Worse, the comments about how chelation therapy “works” reflect a misunderstanding of the pathophysiology of coronary heart disease: “… literally strip calcium out of the artery plaques that cause the clogging of the blood vessels that cause heart attacks and strokes. It can ‘soften’ the ‘hardening’ of the arteries caused by atherosclerosis, reversing the disease process.” I won’t go into a detailed explanation of the mechanisms of coronary atherosclerosis---look it up in any standard text or review---just suffice it to say that “soft” coronary plaques are much more rupture prone than “hard” plaques, and that a treatment to “soften” atherosclerotic plaques would be the wrong treatment. From the promotional comments about chelation therapy it is clear that the investigator(s) there believe that its effectiveness has already been proven.

In summary, consider these questions: Are the site investigators biased in favor of the treatment? Could such bias compromise the scientific integrity of the study, particularly given that the blinding of the investigators is faulty? Do the site investigators understand the pathophysiology of coronary heart disease and is such an understanding important for research on a treatment modality?

Part I
General criticisms of NCCAM here, here, and here.

Wednesday, August 02, 2006

A magical mystery tour of NCCAM chelation study sites---part 1

On first learning of the National Center for Complementary and Alternative Medicine’s Trial to Assess Chelation Therapy (TACT) I was optimistic that it would settle the chelation controversy once and for all. But examination of the TACT web pages raises concerns about the quality of the study. The scientific integrity of many of the research sites is questionable. Only 12 of the 110 study sites are located in academic medical centers. Worse, a substantial number appear to be engaged in dubious practices, making pseudoscientific and even fraudulent health claims. This is the first in a series of posts in which I will profile some of the questionable NCCAM study sites involved in TACT.

What is important about a study site? The investigators must be knowledgeable in the scientific underpinnings of the question being studied. Skills in the methodology of clinical research are important. The investigators must be honest, and conflicts of interest must be addressed.
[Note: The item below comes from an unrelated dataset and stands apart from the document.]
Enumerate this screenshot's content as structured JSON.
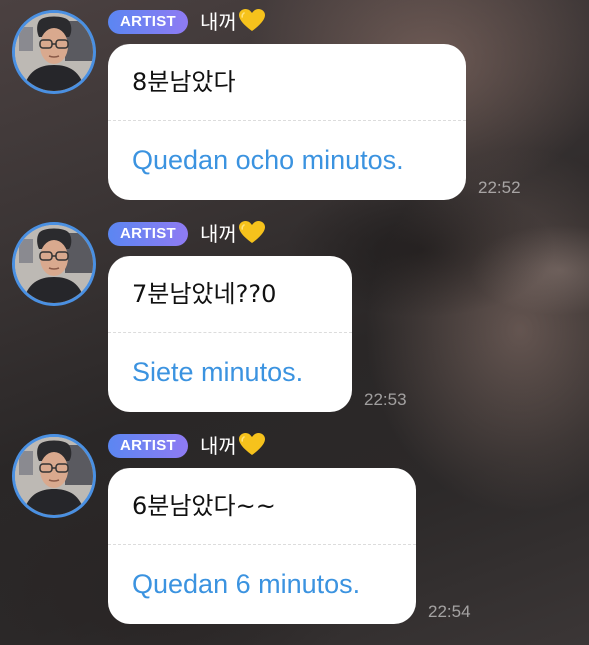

As you read my descriptions of the study sites in the posts that follow, keep these points in mind.

Can the overall study quality be any better than that of the individual sites? An argument could be made that because the study is double blinded, it would be shielded from bias that may exist at individual sites. A close reading of the TACT protocol, however, reveals that the blinding is not secure. First of all, the chelation mixture is not stable and therefore must be mixed at the local site. The ascorbic acid which must be injected into the mixture is yellow in color and highly viscous. The work around for this problem is to cover ascorbic acid, chelation mixture and placebo syringes and bags with tinted translucent tape and to add concentrated dextrose solution to the placebo syringe to make it as viscous as the ascorbic acid.

At the very least, the study conditions which I will point out raise serious questions about the validity of the trial.

Tuesday, August 01, 2006

Good housekeeping and mortality in mechanically ventilated patients

Six simple interventions have been demonstrated to improve outcomes in mechanical ventilation: daily interruptions in sedation, stress ulcer prophylaxis, DVT prophylaxis, elevation of the head of the bed, aggressive glycemic control and spontaneous breathing trials. The first four of these comprise the ventilator bundle. But as basic as they seem their rate of implementation is variable across clinical settings and low overall.

In this report from the American Journal of Medical Quality cases involving mechanical ventilation were reviewed from 38 academic medical centers. Compliance with the six practices was determined and a logistic regression model was used to estimate the effect of each measure on mortality. Compliance rates varied among institutions and were poor in general. Of the six measures, sedation interruption and glycemic control were associated with reductions in mortality.

This is all about the elusive goal of putting evidence into practice. The authors discuss barriers and potential solutions.